Light reading for diversion was important to us on the farm at Sparta in the ’50s. Having no TV or telephone to fill time on sleepy Sunday afternoons or rainy day down times, Sis and I followed the example of our parents and read for diversion, knowledge and enjoyment – cultivating vocabulary, comprehension and reading speed all the while.
Schools usually manage to take the joy out of everything, but since the art of narrative was not extinct in the texts of the ’50s and ’60s, they failed to do so with reading. A comparison of vintage texts and modern is illuminating. The interpretations and points of view may have been dated or provincial, but those old writers could tell a story and sustain interest. Today’s committee-composed tomes weigh in at several pounds, cost upward of $70 each, are laden with color, graphics, and asides to make sure that every possible demographic group’s self-esteem gets a stroking, but they have no continuity and nobody reads them. (Neither would I.)
The skill and ability to read on an advanced level stands or falls with the language arts instructor, or “English teacher,” as we called her back in the day. In the 10th grade, I had the good fortune of encountering a teacher who wasn’t afraid of complacent students or doting parents. She assigned the first book report on a work of our choice, and I was glad to oblige. I loved to read, and writing reports had always seemed as natural as breathing. Imagine my surprise when my report came back adorned with “F+”. She seemed to be expecting me at recess, and cut right to the chase. “Your report is well organized and well written,” she allowed, “but your chosen book is light fiction with no value beyond trivial entertainment. If you want to improve your grade, read a work from this list, and we’ll see what happens.”
I went to the closet we euphemistically called a “library,” and came away with “A Tale of Two Cities.” By the time I finished reading and reporting on it (with Miss Thompson’s coaching on how to read literature), I was hooked. Like crack cocaine, good literature is highly addictive.
In today’s school climate, this approach (with its “find-my-strike-zone” approach) would not work. There would have to be state-approved “objectives” written in behavioral terms. Specific outcomes would have to be delineated and evaluated. (Read that as “tested.”) If it isn’t on the state sanctioned test, forget it. As the young folks say, “How is THAT working out for you?”
Hiring a well-educated teacher, trusting her to deal with a student in accordance with her judgment, and staying out of her way while she does her job … what a radical idea! Wonder why it’s never been tried? Oh, wait … it has been. I wonder why it went out of style?
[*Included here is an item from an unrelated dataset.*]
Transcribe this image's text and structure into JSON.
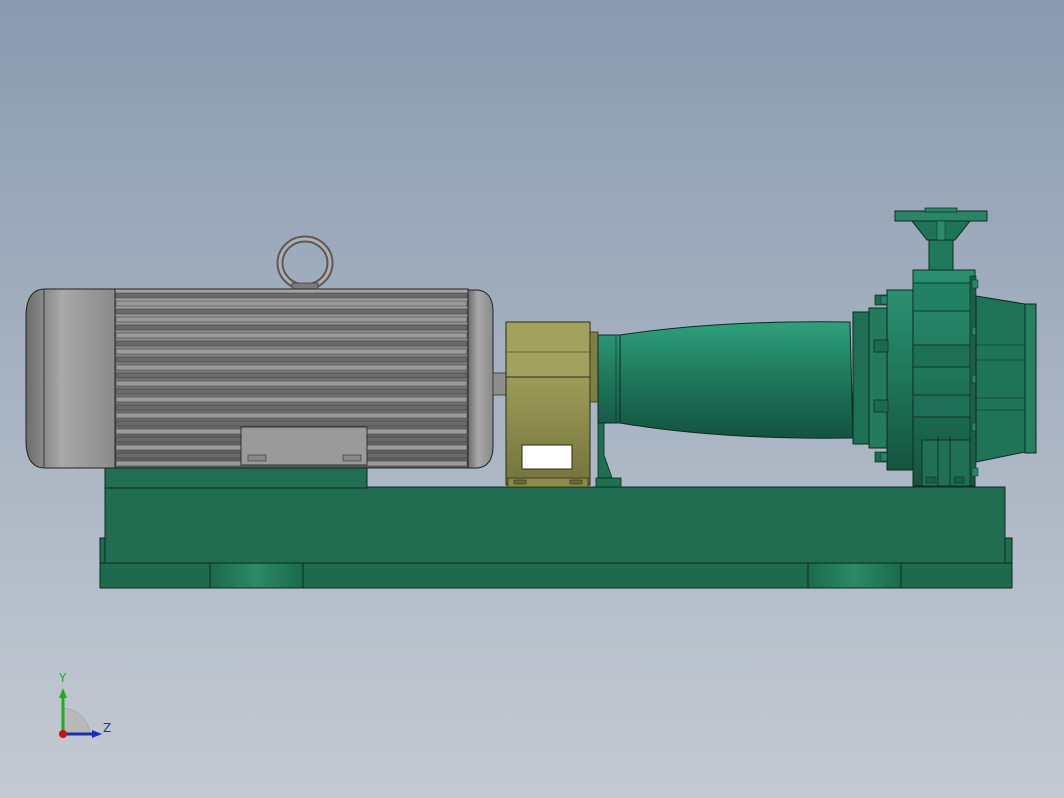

Sonny Scott is a Chickasaw County resident and a community columnist. Contact him at firstname.lastname@example.org.